“Whoever started the rumour about depleting toilet roll supply must be amused. That was the first shelf to be cleared in most UK supermarkets.”DoMINIC O’sULLIVAN
Caught In-Between, It’s Time To Make A Decision
In every country battling with the COVID-19, the statistics are showing that elderly people are particularly vulnerable to the infection. Sadly, the number of infected cases in the UK began to spiral beginning of March 2020. And then Dominic got wind of a resident in another home near to his mother’s had caught the virus. He had no choice but to stop visiting his mother.
At this juncture, Dominic’s family in England was concerned for him. They feared that he would be stuck in the UK indefinitely, and he is all alone at home. He monitored the news channels as cities and countries started to limit movements of their citizens. Authorities even began to restrict air travel. He learned that Malaysia was starting to restrict entry into the country too. His wife is alone in Malaysia. Not thinking twice, he went ahead to book a ticket to fly back to Malaysia on 20 March.
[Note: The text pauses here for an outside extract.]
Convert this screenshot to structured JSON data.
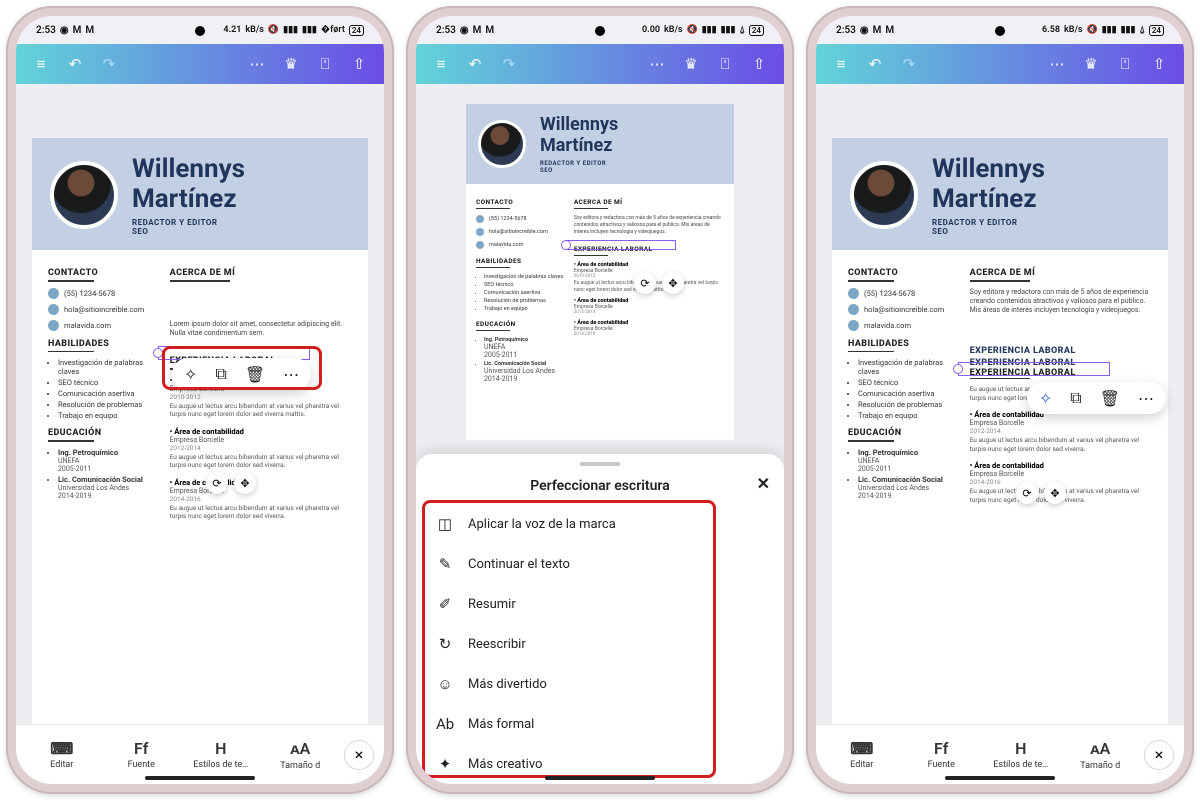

More Problems At The Airports
It is really concerning that infections are rife in crowded places, such as the airport. As though this wasn’t enough to stress him out, much to Dominic’s chagrin, something else popped up. This time, the airport personnel at Heathrow Airport interrogated him for nearly 30 minutes. The wait for them to arrive at a decision was incredibly daunting. Thankfully, they issued him with a boarding pass and he was well on his way home.
Upon arriving in KLIA , the immigration officer examined his passport thoroughly. More so than usual. Fortunately, after a brief reference to a supervisor, he said “Welcome back to Malaysia”. Today, after a two-week self-quarantine, he wonders about the future and what’s in store for the world.
Azrul Abu Hassan
Caught In A Total Lockdown, Family Comes First
Azrul had the good foresight to move his family back to Kuala Lumpur earlier this year. After which, back to Saudi Arabia to settle final work arrangements. In the midst of it all, Jeddah instituted a total lockdown on 7 April 2020, where everything practically shut down. Everyone, except for the essential services personnel, had to work from home. People could only go out to get groceries and medical help.
Caught In A Maelstrom, He Went Into Isolation
“Since 16 March 2020, I had been isolating myself. I was down with fever. I went for a COVID-19 screening the next day. As expected, the result was negative,” Azrul recalls.
Upon his return, Azrul had to undergo a 14-day mandatory quarantine in a hotel in Putrajaya. Alas, his family is a mere 41 km away in Shah Alam. He could not make it for the third birthday of his daughter Azzahraa, which is something he is sad about.
Aware that others are going through similar issue, he is confident that “We can all fight this!”
Dania Jonid Alsabbagh
Caught In Malaysia
Like everyone else, she did not expect the situation to worsen. Yet, the idea of leaving Malaysia and returning to her home country never crossed her mind. Much to her family’s disappointment.
To date, Syria has so far recorded only 43 COVID-related cases. But this Professional Communications student from International University of Malaya-Wales (IUMW), is adamant about remaining in Malaysia.
This Is Home For Now
Dania knows that a number of foreigners have already left Malaysia, including one of her classmates. She feels that we are all in this together, as she considers Malaysia her second home. After all, she’s been here for three years already.
As a university student, Dania loves it here, and has adapted to the Malaysian lifestyle. “I am happy here, concentrating on my studies with my friends. I thank the Malaysian government, doctors and all those who are at the frontline risking their lives for us.”
What Does The Future Hold For The World?
Only time will tell. Leaders of the respective countries are grappling with having to make informed and appropriate decisions. Which are the right ones that will allow us to regain normalcy in our lives?
This article is part of Espoletta’s CSR (Corporate Social Responsibility) initiatives.